Steven D. Schroeder's second book of poetry, The Royal Nonesuch, is now out from Spark Wheel Press. His poetry is available or forthcoming from New England Review, Pleiades, Verse, The Journal, Crab Orchard Review, Barrow Street, Indiana Review, Beloit Poetry Journal, diode, Drunken Boat, and Verse Daily. He edits the online journal Anti-, co-curates the Observable Reading Series, serves as a contributing editor for River Styx, and works as a Certified Professional Resume Writer. Long a resident of Colorado, he now lives in St. Louis.

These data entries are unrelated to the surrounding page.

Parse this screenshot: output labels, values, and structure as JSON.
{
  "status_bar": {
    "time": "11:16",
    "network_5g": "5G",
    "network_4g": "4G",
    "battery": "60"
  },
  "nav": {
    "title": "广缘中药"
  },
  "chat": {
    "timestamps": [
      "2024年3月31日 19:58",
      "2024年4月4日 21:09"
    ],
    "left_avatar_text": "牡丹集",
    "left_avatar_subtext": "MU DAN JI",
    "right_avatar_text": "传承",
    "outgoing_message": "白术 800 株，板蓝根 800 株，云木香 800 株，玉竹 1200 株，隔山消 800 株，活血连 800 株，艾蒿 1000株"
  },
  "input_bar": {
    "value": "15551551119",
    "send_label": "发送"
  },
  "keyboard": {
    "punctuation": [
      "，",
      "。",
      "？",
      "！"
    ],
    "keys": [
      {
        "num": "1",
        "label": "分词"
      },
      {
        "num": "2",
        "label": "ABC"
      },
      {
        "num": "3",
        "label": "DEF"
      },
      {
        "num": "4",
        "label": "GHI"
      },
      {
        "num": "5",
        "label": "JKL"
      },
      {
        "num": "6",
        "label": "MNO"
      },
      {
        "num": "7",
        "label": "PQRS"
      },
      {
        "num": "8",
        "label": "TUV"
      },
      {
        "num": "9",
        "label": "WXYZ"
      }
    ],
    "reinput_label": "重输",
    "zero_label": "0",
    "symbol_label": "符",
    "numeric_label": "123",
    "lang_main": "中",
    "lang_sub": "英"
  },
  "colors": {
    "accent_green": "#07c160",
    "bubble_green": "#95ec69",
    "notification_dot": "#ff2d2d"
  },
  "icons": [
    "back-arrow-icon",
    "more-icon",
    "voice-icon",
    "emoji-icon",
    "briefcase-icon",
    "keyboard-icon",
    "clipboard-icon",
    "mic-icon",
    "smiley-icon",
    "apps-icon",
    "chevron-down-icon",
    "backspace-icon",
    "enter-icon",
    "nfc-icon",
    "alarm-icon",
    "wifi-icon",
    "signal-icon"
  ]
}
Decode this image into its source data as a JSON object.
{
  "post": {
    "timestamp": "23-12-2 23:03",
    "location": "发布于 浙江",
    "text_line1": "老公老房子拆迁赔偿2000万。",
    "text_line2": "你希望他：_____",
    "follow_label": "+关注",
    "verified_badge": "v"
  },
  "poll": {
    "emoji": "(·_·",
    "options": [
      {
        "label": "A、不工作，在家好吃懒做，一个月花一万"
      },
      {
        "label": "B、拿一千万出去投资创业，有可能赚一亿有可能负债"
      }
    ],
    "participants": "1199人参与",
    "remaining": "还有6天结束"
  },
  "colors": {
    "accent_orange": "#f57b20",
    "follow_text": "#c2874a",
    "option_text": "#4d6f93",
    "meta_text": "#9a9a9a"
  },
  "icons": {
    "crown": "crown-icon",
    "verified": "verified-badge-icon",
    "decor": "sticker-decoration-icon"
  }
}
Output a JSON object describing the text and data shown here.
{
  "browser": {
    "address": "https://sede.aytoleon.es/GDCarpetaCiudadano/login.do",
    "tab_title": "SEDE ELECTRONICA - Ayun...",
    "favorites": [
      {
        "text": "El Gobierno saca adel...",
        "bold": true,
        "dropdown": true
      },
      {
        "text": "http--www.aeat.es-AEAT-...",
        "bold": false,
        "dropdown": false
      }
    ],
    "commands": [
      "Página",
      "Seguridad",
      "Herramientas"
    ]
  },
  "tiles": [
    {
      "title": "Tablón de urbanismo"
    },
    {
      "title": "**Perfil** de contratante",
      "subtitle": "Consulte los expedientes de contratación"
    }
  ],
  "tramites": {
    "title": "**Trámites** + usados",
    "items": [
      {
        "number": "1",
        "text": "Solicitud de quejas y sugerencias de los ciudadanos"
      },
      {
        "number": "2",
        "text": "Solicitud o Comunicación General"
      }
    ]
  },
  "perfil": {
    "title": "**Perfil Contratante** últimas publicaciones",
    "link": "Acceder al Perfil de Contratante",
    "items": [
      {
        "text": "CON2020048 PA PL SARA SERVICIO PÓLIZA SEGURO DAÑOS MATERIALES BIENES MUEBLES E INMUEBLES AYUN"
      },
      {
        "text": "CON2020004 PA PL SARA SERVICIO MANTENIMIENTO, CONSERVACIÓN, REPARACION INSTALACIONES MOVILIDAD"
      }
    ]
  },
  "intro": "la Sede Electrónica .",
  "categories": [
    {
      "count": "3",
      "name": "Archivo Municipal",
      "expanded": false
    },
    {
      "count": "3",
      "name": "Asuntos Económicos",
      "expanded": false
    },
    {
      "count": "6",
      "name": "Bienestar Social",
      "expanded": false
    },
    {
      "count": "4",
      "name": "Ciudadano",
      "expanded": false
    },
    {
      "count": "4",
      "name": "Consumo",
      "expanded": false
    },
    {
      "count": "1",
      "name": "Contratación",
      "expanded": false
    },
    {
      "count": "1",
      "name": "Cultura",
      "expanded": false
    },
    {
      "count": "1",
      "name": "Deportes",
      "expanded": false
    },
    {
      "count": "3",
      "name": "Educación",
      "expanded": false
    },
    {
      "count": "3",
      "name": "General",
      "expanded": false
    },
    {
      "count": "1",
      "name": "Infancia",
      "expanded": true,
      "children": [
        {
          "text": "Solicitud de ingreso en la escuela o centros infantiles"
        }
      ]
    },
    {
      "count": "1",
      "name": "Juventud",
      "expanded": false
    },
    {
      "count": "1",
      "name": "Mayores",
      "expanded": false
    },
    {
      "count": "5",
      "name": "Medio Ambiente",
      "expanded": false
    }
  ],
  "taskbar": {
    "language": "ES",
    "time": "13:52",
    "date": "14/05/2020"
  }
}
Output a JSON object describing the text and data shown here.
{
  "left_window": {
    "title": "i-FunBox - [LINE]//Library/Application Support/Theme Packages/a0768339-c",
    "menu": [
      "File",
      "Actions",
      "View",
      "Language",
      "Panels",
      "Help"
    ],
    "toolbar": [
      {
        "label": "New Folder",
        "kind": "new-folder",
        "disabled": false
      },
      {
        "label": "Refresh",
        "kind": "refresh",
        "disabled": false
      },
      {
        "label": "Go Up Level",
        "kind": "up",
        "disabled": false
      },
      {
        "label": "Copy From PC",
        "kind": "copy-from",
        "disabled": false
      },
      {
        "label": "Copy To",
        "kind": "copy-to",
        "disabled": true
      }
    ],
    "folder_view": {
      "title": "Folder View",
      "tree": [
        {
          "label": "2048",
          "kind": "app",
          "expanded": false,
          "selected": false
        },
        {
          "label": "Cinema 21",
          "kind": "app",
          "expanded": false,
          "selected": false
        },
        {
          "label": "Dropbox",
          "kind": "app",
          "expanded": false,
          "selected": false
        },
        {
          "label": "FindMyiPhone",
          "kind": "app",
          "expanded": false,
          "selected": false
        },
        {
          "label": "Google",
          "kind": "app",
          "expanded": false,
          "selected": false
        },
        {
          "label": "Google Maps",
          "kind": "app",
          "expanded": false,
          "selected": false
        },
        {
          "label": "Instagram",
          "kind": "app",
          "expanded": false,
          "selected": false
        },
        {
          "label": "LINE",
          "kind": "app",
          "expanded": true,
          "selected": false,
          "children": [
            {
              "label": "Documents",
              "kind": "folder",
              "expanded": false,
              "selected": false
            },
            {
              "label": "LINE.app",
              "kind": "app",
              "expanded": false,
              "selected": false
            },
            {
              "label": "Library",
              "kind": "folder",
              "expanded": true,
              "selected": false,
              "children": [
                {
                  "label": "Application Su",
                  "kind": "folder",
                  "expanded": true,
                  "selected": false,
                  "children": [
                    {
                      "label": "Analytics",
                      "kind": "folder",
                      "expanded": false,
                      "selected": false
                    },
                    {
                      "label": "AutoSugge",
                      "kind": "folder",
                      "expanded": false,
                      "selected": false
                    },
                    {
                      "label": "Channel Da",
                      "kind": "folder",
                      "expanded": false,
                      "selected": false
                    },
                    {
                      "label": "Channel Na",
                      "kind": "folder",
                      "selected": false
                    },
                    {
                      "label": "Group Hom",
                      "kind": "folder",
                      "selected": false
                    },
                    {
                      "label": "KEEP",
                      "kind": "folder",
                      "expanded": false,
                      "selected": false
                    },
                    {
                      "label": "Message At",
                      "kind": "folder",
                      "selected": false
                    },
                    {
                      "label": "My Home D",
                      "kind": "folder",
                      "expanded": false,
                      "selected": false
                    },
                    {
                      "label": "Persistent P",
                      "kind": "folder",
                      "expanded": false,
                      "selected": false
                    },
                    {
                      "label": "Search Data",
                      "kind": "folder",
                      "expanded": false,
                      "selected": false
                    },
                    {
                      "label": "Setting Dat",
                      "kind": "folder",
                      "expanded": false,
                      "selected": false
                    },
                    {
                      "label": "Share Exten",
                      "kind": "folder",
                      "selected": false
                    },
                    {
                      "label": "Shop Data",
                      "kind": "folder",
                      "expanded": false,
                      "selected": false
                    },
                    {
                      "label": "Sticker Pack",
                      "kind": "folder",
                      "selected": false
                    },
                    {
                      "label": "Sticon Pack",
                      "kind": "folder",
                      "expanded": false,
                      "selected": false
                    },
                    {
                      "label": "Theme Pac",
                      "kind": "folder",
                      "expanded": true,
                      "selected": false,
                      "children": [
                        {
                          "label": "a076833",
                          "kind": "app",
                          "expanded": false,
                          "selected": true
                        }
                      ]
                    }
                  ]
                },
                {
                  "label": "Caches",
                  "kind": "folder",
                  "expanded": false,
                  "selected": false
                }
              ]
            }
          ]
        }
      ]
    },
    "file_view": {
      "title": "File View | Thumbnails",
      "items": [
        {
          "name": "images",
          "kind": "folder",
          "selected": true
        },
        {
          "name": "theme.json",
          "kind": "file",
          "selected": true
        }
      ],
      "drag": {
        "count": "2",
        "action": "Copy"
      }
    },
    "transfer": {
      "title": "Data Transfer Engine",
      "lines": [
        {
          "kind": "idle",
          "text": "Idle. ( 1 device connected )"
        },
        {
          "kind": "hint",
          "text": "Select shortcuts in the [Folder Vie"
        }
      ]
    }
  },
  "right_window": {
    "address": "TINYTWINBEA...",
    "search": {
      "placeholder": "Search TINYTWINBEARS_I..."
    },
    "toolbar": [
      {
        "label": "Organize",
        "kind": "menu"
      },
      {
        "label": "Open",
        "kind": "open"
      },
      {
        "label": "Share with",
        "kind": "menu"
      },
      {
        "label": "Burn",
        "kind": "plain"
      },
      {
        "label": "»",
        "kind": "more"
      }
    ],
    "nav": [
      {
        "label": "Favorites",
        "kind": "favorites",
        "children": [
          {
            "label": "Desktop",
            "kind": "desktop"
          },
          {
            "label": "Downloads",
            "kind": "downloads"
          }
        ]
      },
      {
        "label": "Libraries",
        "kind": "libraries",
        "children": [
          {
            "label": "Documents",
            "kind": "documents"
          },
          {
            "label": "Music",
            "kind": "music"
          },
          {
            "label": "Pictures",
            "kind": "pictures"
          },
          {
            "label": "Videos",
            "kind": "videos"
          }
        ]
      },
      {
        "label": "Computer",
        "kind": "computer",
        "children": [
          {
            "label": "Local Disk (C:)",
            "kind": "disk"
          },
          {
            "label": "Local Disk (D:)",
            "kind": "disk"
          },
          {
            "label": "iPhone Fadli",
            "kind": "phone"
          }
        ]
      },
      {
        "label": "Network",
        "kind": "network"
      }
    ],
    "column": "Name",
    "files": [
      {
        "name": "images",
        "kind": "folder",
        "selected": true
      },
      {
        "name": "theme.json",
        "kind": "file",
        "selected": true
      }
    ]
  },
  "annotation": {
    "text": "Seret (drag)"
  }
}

Joe Schuster is the author of The Might Have Been. His short fiction, two of which have been cited among the "distinguished stories" in Best American Short Stories, has appeared in The Iowa Review, The Kenyon Review, Missouri Review, New Virginia Review, Five Chapters, Western Humanities Review, Marlboro Review, and 108. He currently lives outside St. Louis and teaches at Webster University.

Ryan Patrick Smith was born in Georgetown, Kentucky. He received his BA in English from Transylvania University and his MFA in poetry from UMSL, where as a graduate assistant he tutored students in writing. His honors include nominations for Best New Poets 2012 and 2013, as well as being twice awarded the Graduate Poetry Prize from the UMSL MFA program. Currently, he teaches writing at St. Charles Community College. His poems are available or forthcoming in Salt Hill, DIALOGIST, and Architrave Press.

3547 Olive Street, Suite 107, St. Louis, MO 63103 |